(Beginning of INPUT MATERIAL)

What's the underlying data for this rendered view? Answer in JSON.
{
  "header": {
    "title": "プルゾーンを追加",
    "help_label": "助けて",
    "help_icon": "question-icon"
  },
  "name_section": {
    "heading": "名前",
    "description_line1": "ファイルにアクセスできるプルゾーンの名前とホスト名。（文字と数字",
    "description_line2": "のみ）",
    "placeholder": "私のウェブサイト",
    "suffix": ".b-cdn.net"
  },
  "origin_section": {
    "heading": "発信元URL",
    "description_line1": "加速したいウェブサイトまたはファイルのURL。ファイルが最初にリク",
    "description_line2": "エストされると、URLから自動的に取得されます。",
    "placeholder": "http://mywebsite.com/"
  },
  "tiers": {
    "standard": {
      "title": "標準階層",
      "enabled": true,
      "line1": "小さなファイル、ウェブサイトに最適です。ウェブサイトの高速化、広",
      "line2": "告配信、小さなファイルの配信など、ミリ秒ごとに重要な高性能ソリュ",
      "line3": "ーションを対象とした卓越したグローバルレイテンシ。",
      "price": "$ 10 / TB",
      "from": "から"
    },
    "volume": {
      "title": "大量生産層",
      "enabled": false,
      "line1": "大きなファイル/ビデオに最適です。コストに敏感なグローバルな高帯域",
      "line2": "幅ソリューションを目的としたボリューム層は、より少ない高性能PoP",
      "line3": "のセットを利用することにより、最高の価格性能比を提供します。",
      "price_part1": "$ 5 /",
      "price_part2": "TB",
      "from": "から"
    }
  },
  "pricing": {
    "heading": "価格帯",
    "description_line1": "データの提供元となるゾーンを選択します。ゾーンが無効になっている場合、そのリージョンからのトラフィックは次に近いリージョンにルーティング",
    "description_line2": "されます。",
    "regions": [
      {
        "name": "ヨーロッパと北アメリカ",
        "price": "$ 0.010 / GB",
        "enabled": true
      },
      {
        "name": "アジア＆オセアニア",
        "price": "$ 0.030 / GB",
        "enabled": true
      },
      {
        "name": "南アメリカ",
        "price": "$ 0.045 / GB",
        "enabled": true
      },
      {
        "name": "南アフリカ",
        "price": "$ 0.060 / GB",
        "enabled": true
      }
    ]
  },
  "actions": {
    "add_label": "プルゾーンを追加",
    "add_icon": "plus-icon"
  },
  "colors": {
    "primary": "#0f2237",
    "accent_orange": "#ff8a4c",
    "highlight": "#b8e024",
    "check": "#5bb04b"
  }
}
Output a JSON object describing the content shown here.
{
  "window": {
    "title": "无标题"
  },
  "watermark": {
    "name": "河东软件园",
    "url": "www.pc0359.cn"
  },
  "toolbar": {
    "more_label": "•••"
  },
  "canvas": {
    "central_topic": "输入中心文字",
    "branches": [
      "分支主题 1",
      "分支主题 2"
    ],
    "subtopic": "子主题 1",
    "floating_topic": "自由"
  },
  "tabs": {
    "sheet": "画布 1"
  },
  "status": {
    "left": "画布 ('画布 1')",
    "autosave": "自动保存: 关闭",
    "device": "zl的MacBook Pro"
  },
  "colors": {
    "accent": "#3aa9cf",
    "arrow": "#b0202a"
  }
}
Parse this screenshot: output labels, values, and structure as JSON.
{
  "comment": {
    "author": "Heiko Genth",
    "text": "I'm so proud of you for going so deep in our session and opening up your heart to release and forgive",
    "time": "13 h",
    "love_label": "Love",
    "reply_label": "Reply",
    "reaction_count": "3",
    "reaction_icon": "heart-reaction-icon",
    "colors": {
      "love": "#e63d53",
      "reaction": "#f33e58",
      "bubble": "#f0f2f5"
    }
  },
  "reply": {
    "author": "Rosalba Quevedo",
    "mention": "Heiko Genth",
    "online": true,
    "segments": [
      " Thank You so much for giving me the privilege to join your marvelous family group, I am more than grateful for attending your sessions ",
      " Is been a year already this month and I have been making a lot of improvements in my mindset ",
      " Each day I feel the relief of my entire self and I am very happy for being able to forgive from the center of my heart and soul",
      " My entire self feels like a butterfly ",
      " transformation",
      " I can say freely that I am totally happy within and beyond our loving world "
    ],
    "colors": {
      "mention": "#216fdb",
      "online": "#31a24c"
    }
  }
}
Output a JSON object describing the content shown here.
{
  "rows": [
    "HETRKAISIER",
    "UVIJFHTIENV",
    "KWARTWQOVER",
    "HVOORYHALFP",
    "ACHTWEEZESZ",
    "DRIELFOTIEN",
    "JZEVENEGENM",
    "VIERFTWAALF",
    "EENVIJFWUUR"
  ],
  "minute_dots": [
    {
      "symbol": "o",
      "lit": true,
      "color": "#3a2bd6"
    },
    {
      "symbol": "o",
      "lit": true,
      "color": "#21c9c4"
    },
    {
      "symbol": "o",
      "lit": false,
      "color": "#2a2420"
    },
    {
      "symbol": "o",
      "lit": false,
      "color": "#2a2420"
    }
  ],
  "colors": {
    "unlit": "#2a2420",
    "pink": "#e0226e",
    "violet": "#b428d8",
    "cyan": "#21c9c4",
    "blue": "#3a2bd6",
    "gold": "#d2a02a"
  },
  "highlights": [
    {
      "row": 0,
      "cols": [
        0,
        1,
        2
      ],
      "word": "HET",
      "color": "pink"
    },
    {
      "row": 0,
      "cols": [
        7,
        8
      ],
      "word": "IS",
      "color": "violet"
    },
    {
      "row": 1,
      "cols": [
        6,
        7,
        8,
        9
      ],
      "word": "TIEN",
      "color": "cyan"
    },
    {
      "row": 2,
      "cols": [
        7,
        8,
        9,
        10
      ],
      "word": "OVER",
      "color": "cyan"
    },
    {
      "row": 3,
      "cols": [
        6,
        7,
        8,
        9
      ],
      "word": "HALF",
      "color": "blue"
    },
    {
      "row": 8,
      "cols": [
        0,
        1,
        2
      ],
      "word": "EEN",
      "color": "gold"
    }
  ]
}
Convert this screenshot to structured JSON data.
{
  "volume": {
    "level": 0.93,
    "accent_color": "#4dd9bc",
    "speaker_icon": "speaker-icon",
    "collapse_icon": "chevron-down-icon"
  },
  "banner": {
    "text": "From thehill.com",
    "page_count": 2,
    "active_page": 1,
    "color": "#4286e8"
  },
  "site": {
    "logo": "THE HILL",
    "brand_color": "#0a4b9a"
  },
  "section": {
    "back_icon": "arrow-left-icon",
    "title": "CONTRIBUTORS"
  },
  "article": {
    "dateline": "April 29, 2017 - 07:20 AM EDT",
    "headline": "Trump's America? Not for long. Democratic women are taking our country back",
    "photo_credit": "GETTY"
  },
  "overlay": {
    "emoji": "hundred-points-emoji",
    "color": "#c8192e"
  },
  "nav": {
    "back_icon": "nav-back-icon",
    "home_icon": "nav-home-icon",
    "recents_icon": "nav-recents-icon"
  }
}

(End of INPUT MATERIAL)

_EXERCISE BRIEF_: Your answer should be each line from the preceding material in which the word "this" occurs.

_EXERCISE OUTPUT_:
What's the underlying data for this rendered view? Answer in JSON.
Parse this screenshot: output labels, values, and structure as JSON.
      " Is been a year already this month and I have been making a lot of improvements in my mindset ",
Convert this screenshot to structured JSON data.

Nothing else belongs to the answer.